Starting with the animation side of things we will add a transition to a few elements to make sure that the nav slides in and the nav toggle bars will animate properly.

Another quick test and you will see the nav now slides in and out smoothly, you can either speed or slow down this transition by changing the .3s for whatever you’d like.

The very last part of this is to animate to nav toggle and hamburger bars on click. We need to add a few styles to the ‘.nav-toggle’ container, these being the position, background colour and box-shadow colour. We add a transform set to ‘transform: translateX(167px)’, if you changed the width of the nav you may need to adjust this. The background colour change is just to make it slightly more transparent and the box shadow is to change it to completely transparent. The styles for these changes are:

The styles for the hamburger bars are simple but effective, we start by adding a transition delay to ‘.bars’ which applies to all 3 and then move to individually styling each bar. The first bar takes a transform which moves it down 7px and rotates it 45 degrees. The second bar gets hidden by an opacity set to 0. And last but not least the third bar gives given the same styles applied as the first but swapped to negative, it’s moved up by -7px and rotated -45 degrees. All 4 style declarations are below for you to see.

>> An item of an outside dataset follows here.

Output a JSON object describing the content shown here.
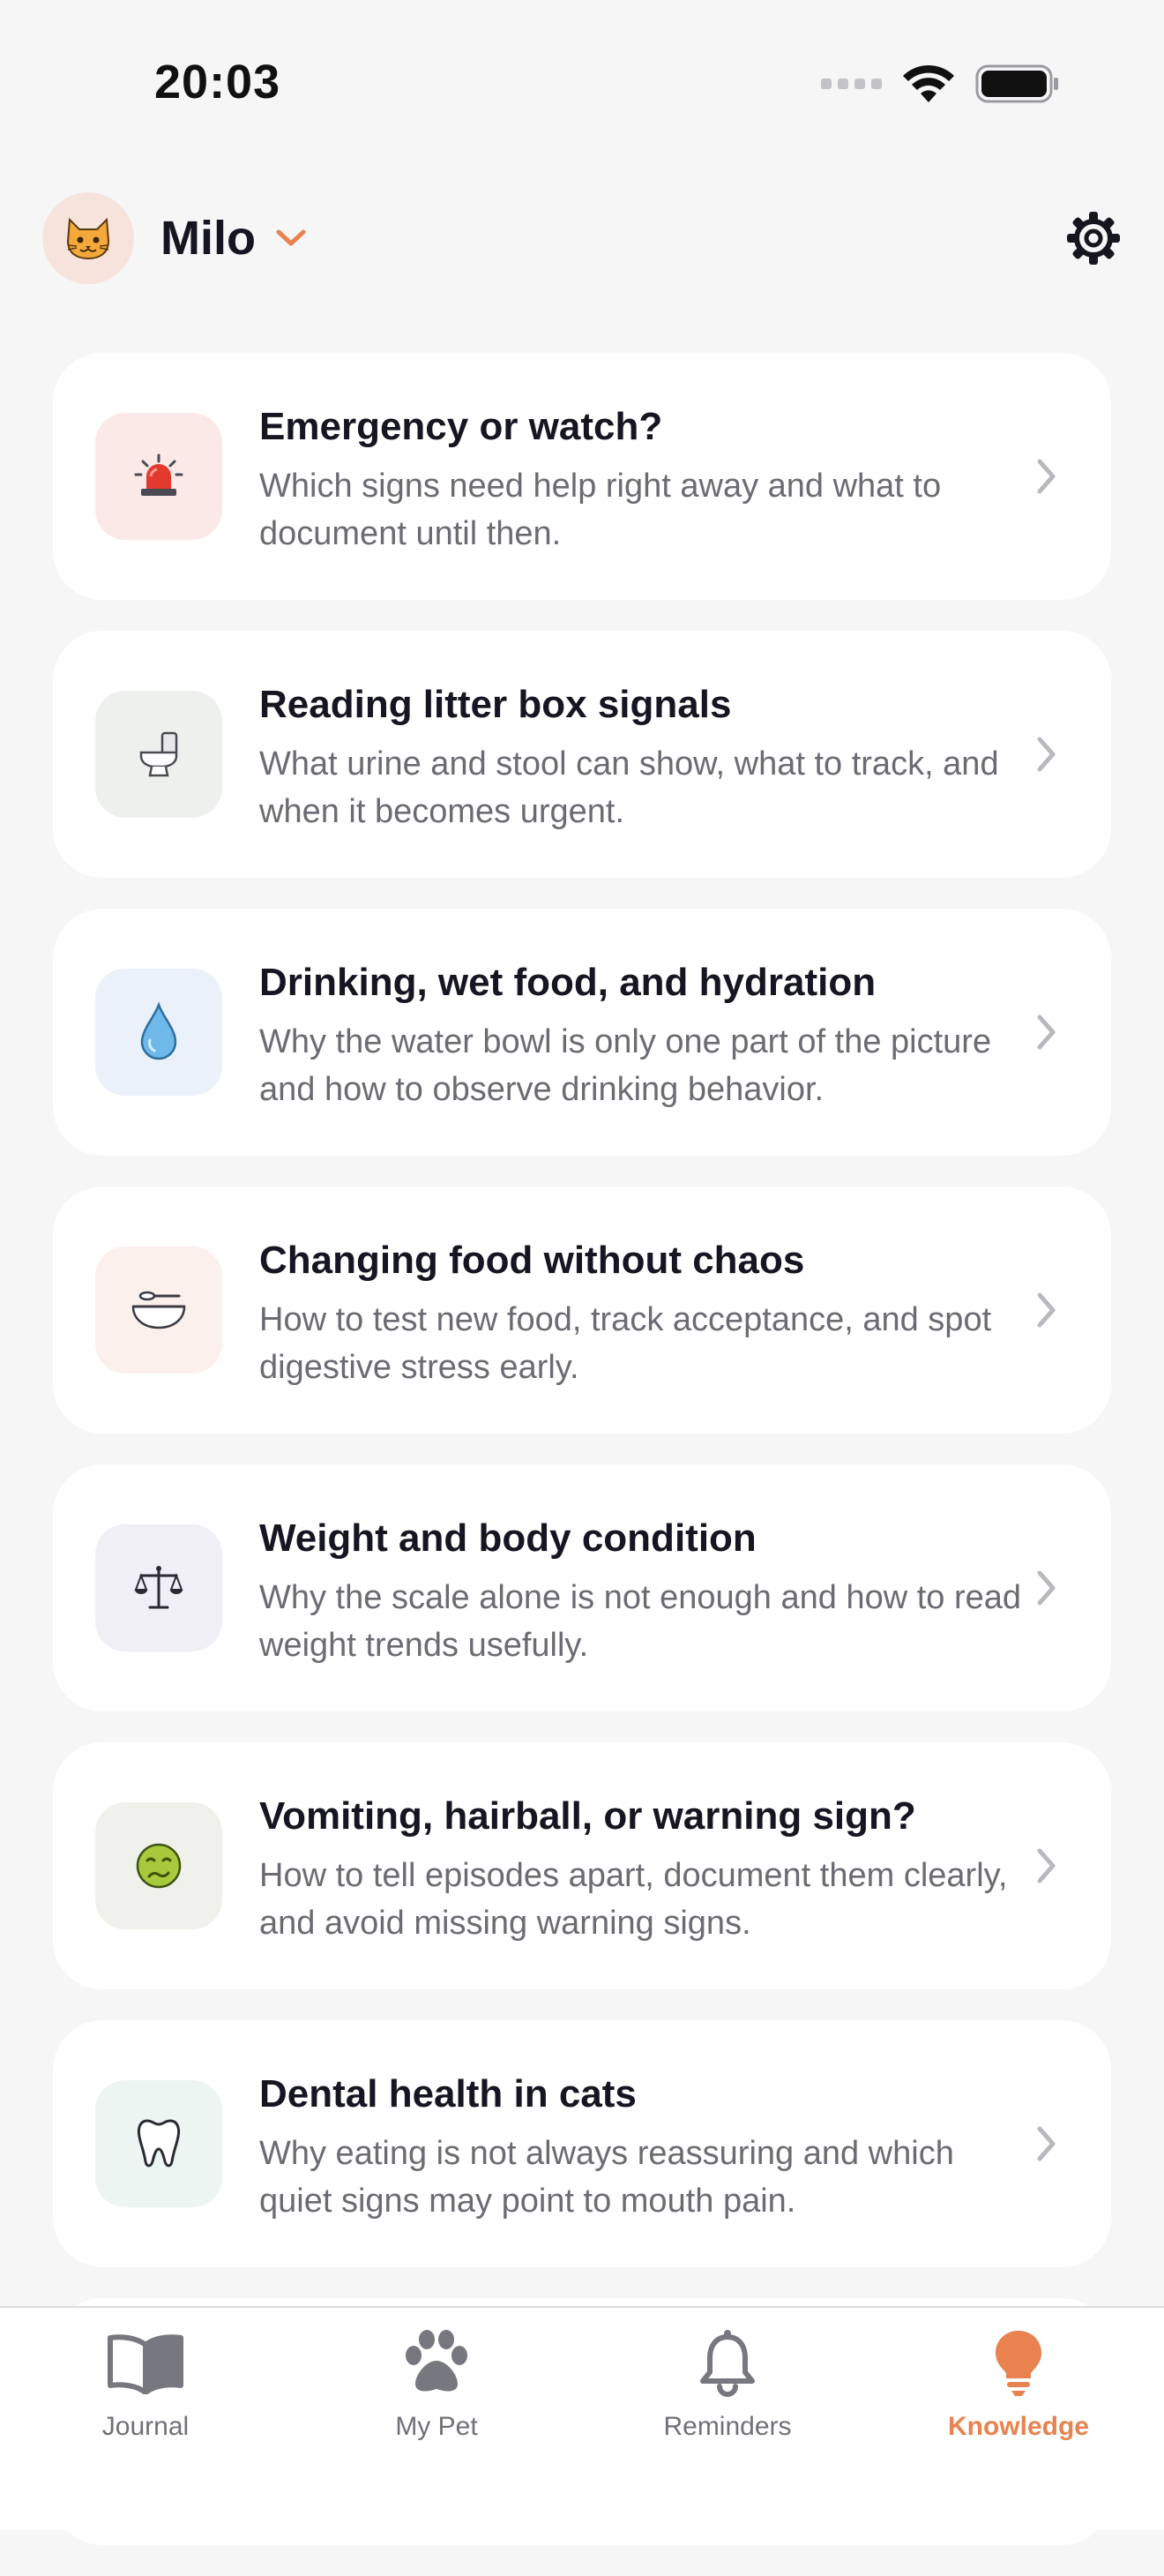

If you’ve followed this tutorial through you should now have a fully functional nav bar that’ll work and look great on both mobile and desktops. We will shortly be adding a demo page where you can interact and dissect it if you curious about anything… Enjoy!

Luke

New Southern HR Website

“A big thankyou to Mike and the team for giving me a brand new website www.southernhr.co.uk with a minimum of fuss but great care and attention to detail. From a very vague and short brief they have more than met my needs. Thanks David Miles”

southern-hr-website-portsmouth

As part of the package we included a free logo design and some branding, all in all this was a fun site to develop – thanks for choosing Tidy Design.

New Solent Fire Website

A few weeks ago Solent Fire contact us to discuss their website, it was pretty dated and required a complete re-design. Working with Solent Fire we put together a couple of design concepts, these soon evolved into the new website, please see below:

solent-fire-services

solent-fire-services-02

We hope you like the look and feel of SolentFire.co.uk, Tidy Design is delighted with the end result. We are now discussing the next phase of website development, please stay tuned…

solent-fire-services-03

Finally, it was great to receive such positive feedback from Solent Fire on this project, thank you so much for choosing Tidy Design.